I once met with a family dealing with a terrible, unexpected crisis. A family member had been seriously injured in an automobile accident and faced months – possibly years – of recovery. His cognitive abilities had been seriously affected. For at least the foreseeable future, he would not be able to make any decisions. However, legal, financial, and other decisions still had to be made.
He needed a power of attorney. A power of attorney is a document which allows you to grant another the authority to act for you. A person granted authority under a power of attorney can pay bills, or deal with banks, investments, taxes, etc. Granting a power of attorney does not mean you have given up any authority. It simply means someone else can also handle tasks for you.
Unfortunately, this person had not signed a power of attorney. Once the accident occurred, it was too late. If someone does not have the capacity to make decisions, they do not have the capacity to sign a power of attorney.
This man’s affairs still had to be addressed. However, the banks or other institutions were not going to work with family members to manage those affairs. Simply being a family member, even a spouse, does not carry sufficient authority to make decisions on which others can rely.
In these circumstances, the only alternative is usually to go to Court and have someone appointed as a guardian. This appointment will authorize the guardian to handle the same responsibilities that could have been handled with a power of attorney. However, the process to become a guardian is much more complicated – and expensive. A guardianship can only be granted by a judge, and only after input from a health care provider, a social worker, and another attorney. On the other hand, a power of attorney only requires your signature . . . so long as you have the ability to choose who you want as your power of attorney.
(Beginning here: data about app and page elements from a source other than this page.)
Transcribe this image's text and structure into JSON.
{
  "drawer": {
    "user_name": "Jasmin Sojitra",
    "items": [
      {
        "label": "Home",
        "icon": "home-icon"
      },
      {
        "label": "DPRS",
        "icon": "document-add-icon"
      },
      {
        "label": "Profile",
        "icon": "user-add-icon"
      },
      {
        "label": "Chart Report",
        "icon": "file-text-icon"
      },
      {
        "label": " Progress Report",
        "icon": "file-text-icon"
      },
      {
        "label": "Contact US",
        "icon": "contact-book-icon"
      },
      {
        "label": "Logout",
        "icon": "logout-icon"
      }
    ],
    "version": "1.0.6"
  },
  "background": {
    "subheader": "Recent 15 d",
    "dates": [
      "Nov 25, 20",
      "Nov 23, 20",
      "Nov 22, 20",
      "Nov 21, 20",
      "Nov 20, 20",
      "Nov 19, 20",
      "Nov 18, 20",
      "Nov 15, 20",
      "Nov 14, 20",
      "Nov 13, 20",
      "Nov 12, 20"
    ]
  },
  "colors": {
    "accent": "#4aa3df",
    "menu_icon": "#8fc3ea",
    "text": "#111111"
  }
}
Come to a free, no obligation presentation to find out these and other simple steps to protect your estate.